Clarksville, TN – In the mid-1980s, an old store ledger was found inside a local smokehouse. At first glance, it seemed like little more than trash, but then someone opened the yellowed, water-stained pages and read surreal accounts of Clarksville during the Civil War.
“Clarksville is almost depopulated,” the ledger recorded. “All the escaped soldiers have been ordered to the main army via Clarksville before the Yankees get in. I ripped the stripes off a young man’s coat over at Uncle W’m’s this evening that he might not be detected on his journey. Once I enjoyed sewing them, but now I take them off as willingly.”
The thick, leather-bound book was a war-time diary, written by New Providence resident Serepta Jordan between 1857 to 1864. In the 30 years that followed its chance discovery, several people have attempted to publish the massive diary.
The book’s restored pages now reside at the Customs House Museum and Cultural Center, and earlier this year, the University of Tennessee Press finally released a transcribed version of the book, “The Diary of Serepta Jordan: A Southern Woman’s Struggle with War and Family, 1857-1864.”
The work – edited by Dr. Minoa Uffelman, Austin Peay State University professor of history; Ellen Kanervo, APSU professor emeritus of communication; Eleanor Williams, Montgomery County historian; and Phyllis Smith, historian of Mt. Olive Cemetery Historical Preservation Society – is now available for purchase on the UT Press website and on Amazon.
“It’s exciting to have Serepta Jordan’s diary published after three decades of numerous people working extremely hard to complete it,” Uffelman said. “Serepta Jordan’s story is a fascinating glimpse into life in Clarksville in the years leading to the Civil War to 1864. She suffered personal tragedies as the nation suffered the tragedy of war.

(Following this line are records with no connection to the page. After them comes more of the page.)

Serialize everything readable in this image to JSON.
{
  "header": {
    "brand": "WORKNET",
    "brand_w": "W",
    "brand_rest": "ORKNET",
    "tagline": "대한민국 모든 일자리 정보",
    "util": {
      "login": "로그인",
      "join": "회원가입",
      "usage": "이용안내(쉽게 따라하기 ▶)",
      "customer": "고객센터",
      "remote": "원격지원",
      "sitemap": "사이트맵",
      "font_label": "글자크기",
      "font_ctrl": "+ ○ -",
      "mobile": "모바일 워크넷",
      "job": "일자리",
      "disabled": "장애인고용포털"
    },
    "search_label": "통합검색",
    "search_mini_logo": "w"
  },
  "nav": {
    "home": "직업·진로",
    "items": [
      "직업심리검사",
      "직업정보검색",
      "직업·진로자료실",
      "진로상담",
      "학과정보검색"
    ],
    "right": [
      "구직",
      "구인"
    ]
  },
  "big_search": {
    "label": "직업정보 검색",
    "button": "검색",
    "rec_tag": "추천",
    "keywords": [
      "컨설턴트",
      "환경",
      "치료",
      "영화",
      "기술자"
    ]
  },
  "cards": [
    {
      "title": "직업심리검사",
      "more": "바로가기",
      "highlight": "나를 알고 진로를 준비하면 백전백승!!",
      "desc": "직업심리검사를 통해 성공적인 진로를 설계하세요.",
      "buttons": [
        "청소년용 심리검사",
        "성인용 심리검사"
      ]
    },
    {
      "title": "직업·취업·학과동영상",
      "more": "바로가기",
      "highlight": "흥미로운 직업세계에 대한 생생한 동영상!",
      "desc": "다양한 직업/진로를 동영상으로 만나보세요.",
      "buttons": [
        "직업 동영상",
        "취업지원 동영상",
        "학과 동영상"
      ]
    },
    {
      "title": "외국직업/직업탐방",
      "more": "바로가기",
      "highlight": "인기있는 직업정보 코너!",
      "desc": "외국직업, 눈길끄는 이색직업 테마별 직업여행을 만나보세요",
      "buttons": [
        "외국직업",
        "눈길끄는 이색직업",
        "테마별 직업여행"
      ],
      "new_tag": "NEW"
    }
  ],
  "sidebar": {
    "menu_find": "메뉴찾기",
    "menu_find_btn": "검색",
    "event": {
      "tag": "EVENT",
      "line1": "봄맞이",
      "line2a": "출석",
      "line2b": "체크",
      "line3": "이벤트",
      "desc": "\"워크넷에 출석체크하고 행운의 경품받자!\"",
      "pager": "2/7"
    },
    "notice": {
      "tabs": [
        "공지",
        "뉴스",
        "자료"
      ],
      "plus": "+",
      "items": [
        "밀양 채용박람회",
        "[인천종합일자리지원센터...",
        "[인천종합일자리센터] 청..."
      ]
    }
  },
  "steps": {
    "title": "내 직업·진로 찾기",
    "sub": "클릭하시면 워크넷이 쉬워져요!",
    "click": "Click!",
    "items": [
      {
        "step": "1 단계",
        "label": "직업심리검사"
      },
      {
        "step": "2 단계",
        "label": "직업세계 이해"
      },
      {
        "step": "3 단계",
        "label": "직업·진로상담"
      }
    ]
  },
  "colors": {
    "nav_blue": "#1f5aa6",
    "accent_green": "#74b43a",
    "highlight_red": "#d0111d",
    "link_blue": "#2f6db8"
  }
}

Yet, she lived a full and vibrant life. She describes socializing with friends and neighbors, church, local news, the war and the end of slavery.”
The diary provides insights into everything from food preparation to life in Clarksville as an occupied city during the war, with Jordan writing bitterly how “splendidly dressed officers prancing round on their fine horses are sights not uncommon” and how “the wounded from Fort (Donelson) continue to come in.”
The book marks the second time Uffelman, Kanervo, Smith and Williams have brought to life Clarksville’s forgotten Civil War past. In 2014, they published, through UT Press, “The Diary of Nannie Haskins Williams: A Southern Woman’s Story of Rebellion and Reconstruction, 1863-1890.” The two books show how local women experienced the war and the occupation but from different viewpoints.
“(Nannie) was an elite teenager with a large and loving family that provided stability and financial and emotional support,” Uffelman said. “Nannie had a loving marriage. Serepta was part of the merchant class in New Providence. She lost her family and was on her own at a time when women had few options other than marriage. She seemed to marry out of necessity rather than love. While Nannie and Serepta live only five miles apart, their lives were extremely different.”
During a normal year, Uffelman and her collaborators would have hosted book signings and lectures on the diary, but the COVID-19 Coronavirus pandemic prevented that. The editors are willing to host Zoom sessions, and Uffelman said they will sign bookplates for anyone who wants to personalize their book. And they hope, once the pandemic ends, to host an event for the Clarksville-Montgomery County community.
For information on the book, or for a signed bookplate, contact Uffelman at firstname.lastname@example.org.